Dr. Strangelove or: How I Learned to Stop Worrying and Love the Bomb (1964 - DVD)
It's a good thing Stanley Kubrick realized while developing this movie that he needed to change it into a comedy because even though it's not exactly a laugh-a-minute riot, it's definitely so absurdly over-the-top that it would be hard to take seriously. The premise is that a rogue US general, believing the government putting flouride in the water is a Communist conspiracy, orders a bomber squadron to nuke Russia during the height of Cold War tension. While it sounds serious enough, the movie satirizes the paranoia and silliness of the era, with a strange sexual subtext. (The opening scenes could only be described as "airplane porn".)
Despite its simplicity, the plot is riveting and Slim Pickens has some of the best lines I've ever heard in a movie, including:
(In response to hearing "Wing Attack Plan R"): "Well, I've been to one world fair, a picnic, and a rodeo, and that's the stupidest thing I ever heard come over a set of earphones."
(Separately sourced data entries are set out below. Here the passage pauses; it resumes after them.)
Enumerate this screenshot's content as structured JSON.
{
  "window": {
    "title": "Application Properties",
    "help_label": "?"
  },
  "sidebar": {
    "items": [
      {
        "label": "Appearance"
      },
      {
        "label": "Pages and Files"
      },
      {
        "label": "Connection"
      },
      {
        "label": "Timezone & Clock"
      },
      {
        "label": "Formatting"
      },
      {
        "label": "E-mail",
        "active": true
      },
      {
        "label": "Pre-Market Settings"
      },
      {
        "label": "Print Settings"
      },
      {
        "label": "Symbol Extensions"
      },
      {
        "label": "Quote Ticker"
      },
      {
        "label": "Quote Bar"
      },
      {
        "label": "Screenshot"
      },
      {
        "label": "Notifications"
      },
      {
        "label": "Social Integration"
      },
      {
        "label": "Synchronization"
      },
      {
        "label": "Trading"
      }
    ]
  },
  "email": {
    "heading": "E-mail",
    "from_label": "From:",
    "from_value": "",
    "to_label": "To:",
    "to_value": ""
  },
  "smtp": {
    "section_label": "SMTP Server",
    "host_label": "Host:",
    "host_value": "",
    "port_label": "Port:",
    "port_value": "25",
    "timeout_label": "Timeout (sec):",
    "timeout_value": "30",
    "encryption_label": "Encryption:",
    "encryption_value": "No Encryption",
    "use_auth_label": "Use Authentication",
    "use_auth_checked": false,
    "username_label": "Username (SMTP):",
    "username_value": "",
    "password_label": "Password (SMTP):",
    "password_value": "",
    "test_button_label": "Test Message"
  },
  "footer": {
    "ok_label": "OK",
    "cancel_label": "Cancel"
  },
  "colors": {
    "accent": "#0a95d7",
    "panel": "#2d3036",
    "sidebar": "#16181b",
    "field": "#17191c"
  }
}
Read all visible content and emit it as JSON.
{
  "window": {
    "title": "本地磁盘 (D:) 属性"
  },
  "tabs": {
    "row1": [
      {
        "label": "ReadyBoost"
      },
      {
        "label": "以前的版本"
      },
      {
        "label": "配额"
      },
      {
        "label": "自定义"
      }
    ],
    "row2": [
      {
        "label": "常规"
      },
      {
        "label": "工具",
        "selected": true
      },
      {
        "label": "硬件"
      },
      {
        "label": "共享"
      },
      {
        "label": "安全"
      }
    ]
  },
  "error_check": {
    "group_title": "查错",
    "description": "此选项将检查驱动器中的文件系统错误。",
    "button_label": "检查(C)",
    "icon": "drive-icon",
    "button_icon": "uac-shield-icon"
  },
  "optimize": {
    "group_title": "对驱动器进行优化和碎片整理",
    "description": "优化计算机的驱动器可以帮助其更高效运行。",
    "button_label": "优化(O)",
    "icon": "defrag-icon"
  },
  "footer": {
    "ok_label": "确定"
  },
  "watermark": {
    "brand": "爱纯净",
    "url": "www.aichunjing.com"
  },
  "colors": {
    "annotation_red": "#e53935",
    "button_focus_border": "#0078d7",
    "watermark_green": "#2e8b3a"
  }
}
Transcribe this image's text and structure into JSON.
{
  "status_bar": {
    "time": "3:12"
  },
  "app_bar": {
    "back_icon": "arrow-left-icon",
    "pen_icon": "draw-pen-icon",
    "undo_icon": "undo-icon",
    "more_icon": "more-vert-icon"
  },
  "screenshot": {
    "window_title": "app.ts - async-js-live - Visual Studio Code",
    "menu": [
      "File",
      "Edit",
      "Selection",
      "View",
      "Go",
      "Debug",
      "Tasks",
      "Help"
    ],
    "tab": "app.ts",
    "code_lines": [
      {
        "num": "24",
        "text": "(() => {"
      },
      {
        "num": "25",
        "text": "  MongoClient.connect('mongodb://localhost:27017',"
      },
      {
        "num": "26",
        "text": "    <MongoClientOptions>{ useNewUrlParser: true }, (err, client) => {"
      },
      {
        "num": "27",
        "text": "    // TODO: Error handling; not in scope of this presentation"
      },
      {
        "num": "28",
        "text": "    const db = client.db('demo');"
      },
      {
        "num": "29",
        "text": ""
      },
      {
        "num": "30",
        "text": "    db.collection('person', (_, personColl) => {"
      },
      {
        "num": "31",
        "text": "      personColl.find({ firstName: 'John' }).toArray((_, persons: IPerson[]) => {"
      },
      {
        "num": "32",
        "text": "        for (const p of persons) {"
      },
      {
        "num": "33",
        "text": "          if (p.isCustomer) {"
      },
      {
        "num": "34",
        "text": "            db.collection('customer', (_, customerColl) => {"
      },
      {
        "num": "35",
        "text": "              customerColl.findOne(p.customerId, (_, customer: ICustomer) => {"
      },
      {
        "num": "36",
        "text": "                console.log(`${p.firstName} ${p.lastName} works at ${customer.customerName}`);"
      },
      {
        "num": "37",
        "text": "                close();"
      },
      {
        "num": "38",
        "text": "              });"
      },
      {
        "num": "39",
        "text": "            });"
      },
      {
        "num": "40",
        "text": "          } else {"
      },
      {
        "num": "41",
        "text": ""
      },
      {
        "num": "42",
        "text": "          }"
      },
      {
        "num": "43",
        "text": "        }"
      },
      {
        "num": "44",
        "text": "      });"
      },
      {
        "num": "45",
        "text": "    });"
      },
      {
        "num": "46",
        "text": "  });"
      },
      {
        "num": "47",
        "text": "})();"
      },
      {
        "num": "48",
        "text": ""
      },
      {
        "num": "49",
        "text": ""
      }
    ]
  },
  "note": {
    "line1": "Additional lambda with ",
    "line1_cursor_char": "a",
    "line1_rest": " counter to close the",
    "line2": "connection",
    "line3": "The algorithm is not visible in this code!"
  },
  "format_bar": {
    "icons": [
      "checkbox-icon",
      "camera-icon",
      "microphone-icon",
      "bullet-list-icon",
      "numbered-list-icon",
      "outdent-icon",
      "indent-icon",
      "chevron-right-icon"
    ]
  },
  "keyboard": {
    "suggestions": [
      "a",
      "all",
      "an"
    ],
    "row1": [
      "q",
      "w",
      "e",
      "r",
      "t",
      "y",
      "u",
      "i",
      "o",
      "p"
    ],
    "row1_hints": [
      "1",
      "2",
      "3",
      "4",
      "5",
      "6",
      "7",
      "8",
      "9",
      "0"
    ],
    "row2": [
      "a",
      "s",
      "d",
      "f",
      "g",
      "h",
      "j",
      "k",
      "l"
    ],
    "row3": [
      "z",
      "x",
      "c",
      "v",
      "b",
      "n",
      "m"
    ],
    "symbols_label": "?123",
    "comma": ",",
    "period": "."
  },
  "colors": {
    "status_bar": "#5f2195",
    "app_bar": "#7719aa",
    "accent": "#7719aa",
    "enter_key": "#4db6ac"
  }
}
"Stay on the bomb run, boys! I'm gonna get them doors open if it harelips ever'body on Bear Creek."
Reportedly, Pickens was not told the movie was a comedy and took his role completely seriously...which only makes it even funnier. Peter Sellers is also great playing three different characters: the RAF Group Captain, the US President, and Dr. Strangelove himself, a sinister ex-Nazi presidential advisor who has a hard time controlling his right hand. In fact, Sellers does such a great job distinguishing these three that I sometimes found myself thinking of him as being Captain Mandrake and forgetting he was the other two.
Pirates of the Caribbean: At World's End (2007 - DVD)
After seeing the third Pirates movie, Crawl told me that he thought it was the worst of the three. Personally, I might have thought it was the funniest, or perhaps I'm just putting too much emphasis on Sparrow's "That makes you Chart Man!" line, which made me laugh harder than anything else in the rest of the series.
To summarize, it's more of the same. If you loved or liked the first two, then chances are you'll probably like this one, too. If you hated or disliked the first two, then I'd be surprised if it blew you away.
Only question: Why is Captain Barbossa considered a Pirate Lord? The only reason he was a captain was because Sparrow's crew mutinied and Barbossa happened to be the guy who took over. But this movie makes it sound like he's been a pirate captain for many, many years.
Better question: Why do I keep complaining about logic in a series that pretty much throws reality to the wind, anyway?
Talladega Nights: The Ballad of Ricky Bobby (2006 - DVD)
Geez, I've been watching a lot of things with Will Ferrell in them lately, and Talladega Nights is another typically good comedy featuring the former SNL alum. Ricky Bobby is a champion NASCAR driver whose skills, and ego, are eventually challenged by a gay Frenchman, Girard, who seems to be an even better driver than him. In trying to beat Girard, Ricky wipes out and the accident leaves him afraid to race anymore, which causes his wife to leave him and his career and life to hit rock bottom.
One of the most famous scenes in this movie is the "Baby Jesus" sequence in which Ricky Bobby says grace at the dinner table by praying to "Lord Baby Jesus". You have probably, by now, heard people quote this scene. If not, here are some choice selections from this conversation:
Ricky: "Dear Eight Pound, Six Ounce, Newborn Baby Jesus, in your golden, fleece diapers, with your curled-up, fat, balled-up little fists pawin' at the air..."
Chip: "He was a man! He had a beard!"
Ricky: "I like the baby version the best, do you hear me?! I win the races and I get the money! I work too hard for your bull, Chip."
Cal: "I like to think of Jesus with, like, big eagle's wings, singin' lead vocals for Lynyrd Skynyrd with, like, an angel band, and I'm in the front row, and I'm hammered drunk."
Anyway, the scenes with Ricky's deadbeat father, some of which parody the training montages in the Rocky films, are often hilarious, too, and the movie has one whopper of an ending that I won't spoil here (but a similar thing happened in real life with NASCAR driver Carl Edwards).